California has long sought to be at the forefront of a cleaner environment and cleaner energy standards. Although Bakersfield was the site of some of America’s earliest oil production at the beginning of the 20th century, more recently, California has worked to dramatically reduce smog and CO2 levels through strict emissions requirements and, more recently, a carbon “cap and trade” program. The state’s clean energy goals for the future were similarly ambitious. By 2030, California aims to get half of its energy from renewable sources. Getting there will most likely require significant innovations in renewable energy technology, especially batteries and other types of energy storage, especially now that the state is fully committed to closing Diablo Canyon, its last nuclear plant in operation.
In an announcement on Thursday, California’s Public Utilities Commission (CPUC) voted to allow the state’s primary utility company, the Pacific Gas and Electric Company (PG&E), to close the Diablo Canyon plant in 2025. One of the CPUC commissioners described the vote as a move “away from the era of nuclear power and toward the era of zero-carbon renewable energy.”
Diablo Canyon’s closure had expected for more than a year. In June, 2016, PG&E announced that it would close the plant when its operating permits expired in 2025. The closure was part of a joint agreement between environmental groups, labor groups, and the utility.
Closing the plant will have a significant effect on the California utility market. The Diablo Canyon plant produces about 8 percent of the state’s electricity. The closure of the plant comes as state regulators are increasingly pressuring utility companies to move away from natural gas generation in favor of a combination of solar and wind power and battery storage.
The Diablo Canyon closure will come at an already difficult time in California’s utility market. An additional order approved on Thursday requires PG&E to change how it supplies power during periods of peak demand. Presently, PG&E purchases power from three natural gas generators when it needs to boost capacity. The CPUC ordered the utility company to solicit bids for energy storage and approved green generation methods, specifying that these resources must be online early enough to ensure that contracts with the gas generators will not be renewed for 2019.
In part, this is an attempt to make use of the recent surge in the supply of solar power in California. The state’s overall generation last fall, the most recent period for which data is available, increased by 9.5 percent over 2016 and much of this increase was the result of more solar panels. California has more installed solar generation capacity than any other state.
Whether this will be enough to push the state to its ambitious carbon reduction goals is another question. As renewable energy skeptics frequently point out, renewable energy sources like solar and wind are inconsistent means of generation. Even though California’s often sunny weather gives solar a boost, the panels do not produce any electricity at night.

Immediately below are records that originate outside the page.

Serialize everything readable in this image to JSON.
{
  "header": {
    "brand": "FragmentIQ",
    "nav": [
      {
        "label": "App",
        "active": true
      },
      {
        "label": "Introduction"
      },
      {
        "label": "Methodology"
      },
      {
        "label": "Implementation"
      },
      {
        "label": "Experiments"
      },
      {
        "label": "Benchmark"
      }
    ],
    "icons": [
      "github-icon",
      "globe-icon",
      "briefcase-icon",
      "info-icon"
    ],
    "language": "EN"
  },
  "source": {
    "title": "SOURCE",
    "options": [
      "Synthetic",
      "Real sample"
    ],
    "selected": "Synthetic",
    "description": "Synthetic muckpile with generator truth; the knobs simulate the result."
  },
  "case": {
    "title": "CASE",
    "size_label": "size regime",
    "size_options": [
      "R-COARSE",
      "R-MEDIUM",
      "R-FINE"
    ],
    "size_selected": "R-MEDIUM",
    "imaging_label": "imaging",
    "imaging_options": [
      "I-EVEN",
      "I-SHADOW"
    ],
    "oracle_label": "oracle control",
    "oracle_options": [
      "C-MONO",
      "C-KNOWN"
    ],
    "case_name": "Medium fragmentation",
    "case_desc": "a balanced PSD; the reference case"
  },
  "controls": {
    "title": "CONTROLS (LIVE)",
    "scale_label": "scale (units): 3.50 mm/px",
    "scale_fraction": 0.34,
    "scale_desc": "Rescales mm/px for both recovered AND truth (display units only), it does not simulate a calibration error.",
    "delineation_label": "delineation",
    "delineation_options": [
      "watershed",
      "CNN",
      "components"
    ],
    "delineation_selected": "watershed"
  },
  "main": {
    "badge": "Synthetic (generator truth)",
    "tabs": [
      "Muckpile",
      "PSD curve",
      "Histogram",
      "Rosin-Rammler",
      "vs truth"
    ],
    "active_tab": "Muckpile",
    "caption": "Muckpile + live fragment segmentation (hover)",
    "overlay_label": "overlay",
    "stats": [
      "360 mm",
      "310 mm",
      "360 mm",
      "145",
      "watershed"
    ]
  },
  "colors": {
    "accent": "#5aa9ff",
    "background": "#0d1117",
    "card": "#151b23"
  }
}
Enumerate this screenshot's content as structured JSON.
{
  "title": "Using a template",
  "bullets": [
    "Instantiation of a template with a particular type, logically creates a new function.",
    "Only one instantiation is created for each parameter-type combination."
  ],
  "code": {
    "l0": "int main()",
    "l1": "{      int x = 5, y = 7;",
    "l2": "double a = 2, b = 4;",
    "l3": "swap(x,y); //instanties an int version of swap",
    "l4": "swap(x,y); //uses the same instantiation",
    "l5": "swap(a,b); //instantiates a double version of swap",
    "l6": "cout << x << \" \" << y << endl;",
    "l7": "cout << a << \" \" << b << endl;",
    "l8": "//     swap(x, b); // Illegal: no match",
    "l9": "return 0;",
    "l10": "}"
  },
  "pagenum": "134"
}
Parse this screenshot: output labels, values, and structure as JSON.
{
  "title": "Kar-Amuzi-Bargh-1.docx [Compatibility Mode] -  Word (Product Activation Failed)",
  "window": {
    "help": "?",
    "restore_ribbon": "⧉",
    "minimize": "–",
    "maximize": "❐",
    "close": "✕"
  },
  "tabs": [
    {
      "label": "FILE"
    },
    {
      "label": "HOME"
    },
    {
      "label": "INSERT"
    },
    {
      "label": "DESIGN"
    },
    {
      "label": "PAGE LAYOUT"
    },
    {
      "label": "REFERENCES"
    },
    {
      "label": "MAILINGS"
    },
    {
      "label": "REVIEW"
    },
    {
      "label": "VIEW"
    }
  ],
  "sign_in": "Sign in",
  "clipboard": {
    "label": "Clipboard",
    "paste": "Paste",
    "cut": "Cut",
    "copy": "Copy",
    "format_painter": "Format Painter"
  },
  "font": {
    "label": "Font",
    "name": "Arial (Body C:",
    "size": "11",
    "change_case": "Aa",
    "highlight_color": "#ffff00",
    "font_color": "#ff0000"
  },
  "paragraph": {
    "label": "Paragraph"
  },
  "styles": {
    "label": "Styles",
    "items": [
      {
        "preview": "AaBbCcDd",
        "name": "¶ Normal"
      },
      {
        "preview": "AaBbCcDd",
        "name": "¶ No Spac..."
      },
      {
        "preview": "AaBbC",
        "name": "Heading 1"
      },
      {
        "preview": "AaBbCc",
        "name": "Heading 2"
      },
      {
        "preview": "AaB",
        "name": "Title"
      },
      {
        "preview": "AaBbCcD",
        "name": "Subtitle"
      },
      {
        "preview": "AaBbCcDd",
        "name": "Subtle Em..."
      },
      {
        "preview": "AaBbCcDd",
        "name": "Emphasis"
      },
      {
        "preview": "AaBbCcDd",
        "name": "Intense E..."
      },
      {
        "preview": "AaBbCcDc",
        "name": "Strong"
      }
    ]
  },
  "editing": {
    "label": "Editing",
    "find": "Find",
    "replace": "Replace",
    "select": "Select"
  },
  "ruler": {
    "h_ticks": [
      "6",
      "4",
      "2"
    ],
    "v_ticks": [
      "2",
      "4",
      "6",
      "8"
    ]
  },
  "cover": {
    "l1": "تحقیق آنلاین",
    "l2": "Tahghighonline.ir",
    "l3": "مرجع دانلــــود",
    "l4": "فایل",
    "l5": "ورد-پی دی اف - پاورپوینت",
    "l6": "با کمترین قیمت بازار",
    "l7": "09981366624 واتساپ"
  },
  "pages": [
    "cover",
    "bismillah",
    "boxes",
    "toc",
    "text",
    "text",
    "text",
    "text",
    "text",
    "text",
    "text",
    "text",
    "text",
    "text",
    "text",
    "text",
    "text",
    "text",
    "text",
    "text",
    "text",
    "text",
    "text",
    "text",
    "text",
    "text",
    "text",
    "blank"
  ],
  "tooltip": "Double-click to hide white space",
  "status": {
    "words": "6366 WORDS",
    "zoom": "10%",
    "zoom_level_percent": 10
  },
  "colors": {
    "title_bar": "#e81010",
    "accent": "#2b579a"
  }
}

In an attempt to mitigate this, California utilities have been building large amounts of energy storage. Last year, state utilities built 332 MW of batteries, up from only 200 megawatts in 2015. This storage capacity comes as renewables jumped from 11 percent of the state’s electricity supply to 25 percent in a decade. Solar power provides about 15 percent of the state’s electricity.
At the same time, the three natural gas generators slated to be closed provide necessary extra capacity for the state. The Metcalf Energy Center, for example, has sufficient capacity to power roughly 454,000 homes, more than exist in San Jose. Under the current plan, this plant would be closed.
Right now, two energy storage facilities are under construction in the state and a third, built with batteries designed and produced by Tesla, is already in operation. All told, the three storage facilities will add 77.5 MW of storage capacity to the grid. These facilities are being used by other California utility companies. PG&E, meanwhile, presented six energy storage contracts totaling 165 megawatts (MW) to the CPUC for its approval in early December. Despite the build up, battery storage capacities are dwarfed by production capacity of the natural gas generating stations they are intended to replace. The Metcalf Energy Center can produce more than 600 MW, meaning that many more of these storage facilities will be required to pick up the slack as the natural gas plants close.
The closing of the Diablo Canyon nuclear power plant only highlights the engineering challenges of California’s legally mandated transition to green energy and shows how much of this transition rests on the strength of battery technology.